Waiting for the Next Domino to Fall

The Quarter in Review

The quote used in our 1st quarter report was “It is best to rise from life as from a banquet, neither thirsty nor drunken.”  We have been investing in accordance with that quote and maintaining a near fully invested stance yet conscious of the growing optimism witnessed in the world markets. 

Global markets, especially equity markets, have continued rising with little performance difference between the major equity classes.  Emerging markets have continued their rebound this year and now match, looking back over the past 12 months, the equally impressive performance of smaller US companies.  Growth companies have continued to lead this year while value-based firms absorb the euphoria experienced immediately after the presidential election.

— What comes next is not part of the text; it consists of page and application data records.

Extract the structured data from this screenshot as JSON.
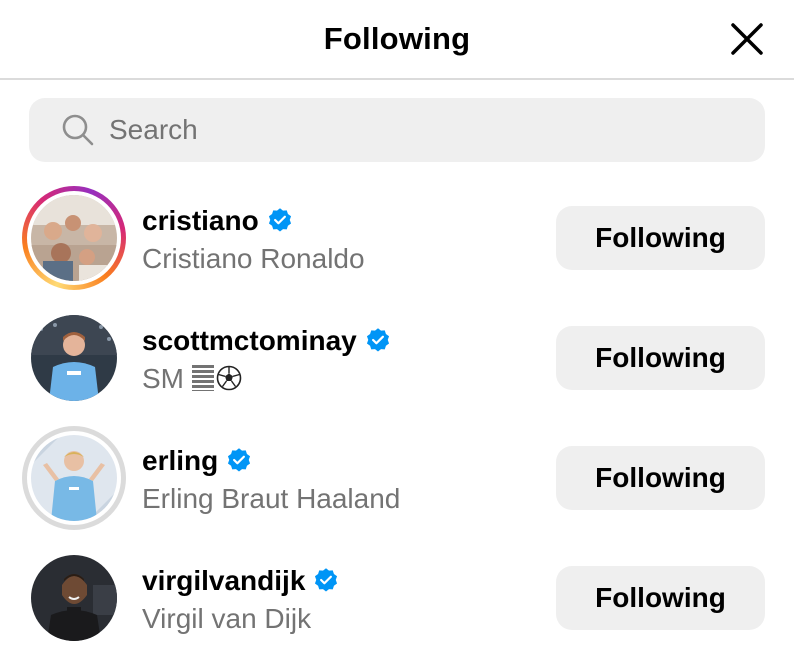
{
  "modal": {
    "title": "Following"
  },
  "search": {
    "placeholder": "Search",
    "value": ""
  },
  "accounts": [
    {
      "username": "cristiano",
      "full_name": "Cristiano Ronaldo",
      "verified": true,
      "has_story_ring": true,
      "button_label": "Following"
    },
    {
      "username": "scottmctominay",
      "full_name": "SM",
      "full_name_icons": [
        "menu-lines-icon",
        "soccer-ball-icon"
      ],
      "verified": true,
      "has_story_ring": false,
      "button_label": "Following"
    },
    {
      "username": "erling",
      "full_name": "Erling Braut Haaland",
      "verified": true,
      "has_story_ring": false,
      "button_label": "Following"
    },
    {
      "username": "virgilvandijk",
      "full_name": "Virgil van Dijk",
      "verified": true,
      "has_story_ring": false,
      "button_label": "Following"
    }
  ],
  "colors": {
    "verified_blue": "#0095f6",
    "secondary_text": "#737373",
    "button_background": "#efefef",
    "divider": "#dbdbdb"
  }
}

Fixed income markets recovered slightly in the 3rd quarter.  US treasuries treaded water as the Federal Reserve continues their push to normalize monetary policy.  International sovereign debt also saw a jump in rates (declining local prices) from deeply negative levels though outperformed treasuries given the dollar weakening relative to most developed currencies.  The low rate environment did not prevent corporate debt from continuing to produce strong returns this year as an improving economic outlook continued investors’ push into higher risk debt instruments.

The year 2017 is seeing the first instance of synchronized global growth in over a decade.  Barriers to economic activity are falling, business confidence is rising, and capital spending is finally showing strength.  Global investors continue to climb the “wall of worry”, reaping the benefits of an improving economic cycle yet continuing to look for some event that may lead to a meaningful correction.  We are too.

“But as time passes, we forget the lessons learned, and as the particulars change, we lose sight of the fact that crashes don’t have a single cause that is easy to recognize before the damage is done. Instead, every crash is caused by a unique confluence of usually personal events.”

–  Scott Nations

As children, we would build elaborate strands of dominos standing precariously on end.  After hours of carefully laying out the path, we would anxiously tip the first in hopes of having it produce the desired chain effect.  However, we remember many times when tipping the first domino did not bring about the anticipated chain reaction. 

Continue Reading